About this exercise ▸ An exact copy of the listing is what is needed here; write it out in full.

Input records ▸
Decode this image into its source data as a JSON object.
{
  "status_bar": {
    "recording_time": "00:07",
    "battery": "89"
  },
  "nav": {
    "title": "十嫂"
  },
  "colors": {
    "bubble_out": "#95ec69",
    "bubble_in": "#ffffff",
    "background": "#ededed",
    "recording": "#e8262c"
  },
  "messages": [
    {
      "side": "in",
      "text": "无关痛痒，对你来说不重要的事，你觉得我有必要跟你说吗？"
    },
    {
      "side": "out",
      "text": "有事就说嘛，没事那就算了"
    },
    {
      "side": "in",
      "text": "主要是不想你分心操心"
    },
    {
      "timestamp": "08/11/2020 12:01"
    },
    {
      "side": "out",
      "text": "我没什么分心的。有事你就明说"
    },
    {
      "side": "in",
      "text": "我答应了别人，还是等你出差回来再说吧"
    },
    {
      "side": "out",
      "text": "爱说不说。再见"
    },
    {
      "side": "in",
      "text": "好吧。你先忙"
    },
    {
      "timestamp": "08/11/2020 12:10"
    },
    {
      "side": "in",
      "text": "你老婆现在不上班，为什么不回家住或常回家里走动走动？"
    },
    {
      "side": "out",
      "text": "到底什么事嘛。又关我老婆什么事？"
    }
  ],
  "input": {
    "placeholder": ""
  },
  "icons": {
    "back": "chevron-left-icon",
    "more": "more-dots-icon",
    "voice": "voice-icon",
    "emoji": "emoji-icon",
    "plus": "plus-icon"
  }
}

Result of this task ▸
Decode this image into its source data as a JSON object.
{
  "status_bar": {
    "recording_time": "00:07",
    "battery": "89"
  },
  "nav": {
    "title": "十嫂"
  },
  "colors": {
    "bubble_out": "#95ec69",
    "bubble_in": "#ffffff",
    "background": "#ededed",
    "recording": "#e8262c"
  },
  "messages": [
    {
      "side": "in",
      "text": "无关痛痒，对你来说不重要的事，你觉得我有必要跟你说吗？"
    },
    {
      "side": "out",
      "text": "有事就说嘛，没事那就算了"
    },
    {
      "side": "in",
      "text": "主要是不想你分心操心"
    },
    {
      "timestamp": "08/11/2020 12:01"
    },
    {
      "side": "out",
      "text": "我没什么分心的。有事你就明说"
    },
    {
      "side": "in",
      "text": "我答应了别人，还是等你出差回来再说吧"
    },
    {
      "side": "out",
      "text": "爱说不说。再见"
    },
    {
      "side": "in",
      "text": "好吧。你先忙"
    },
    {
      "timestamp": "08/11/2020 12:10"
    },
    {
      "side": "in",
      "text": "你老婆现在不上班，为什么不回家住或常回家里走动走动？"
    },
    {
      "side": "out",
      "text": "到底什么事嘛。又关我老婆什么事？"
    }
  ],
  "input": {
    "placeholder": ""
  },
  "icons": {
    "back": "chevron-left-icon",
    "more": "more-dots-icon",
    "voice": "voice-icon",
    "emoji": "emoji-icon",
    "plus": "plus-icon"
  }
}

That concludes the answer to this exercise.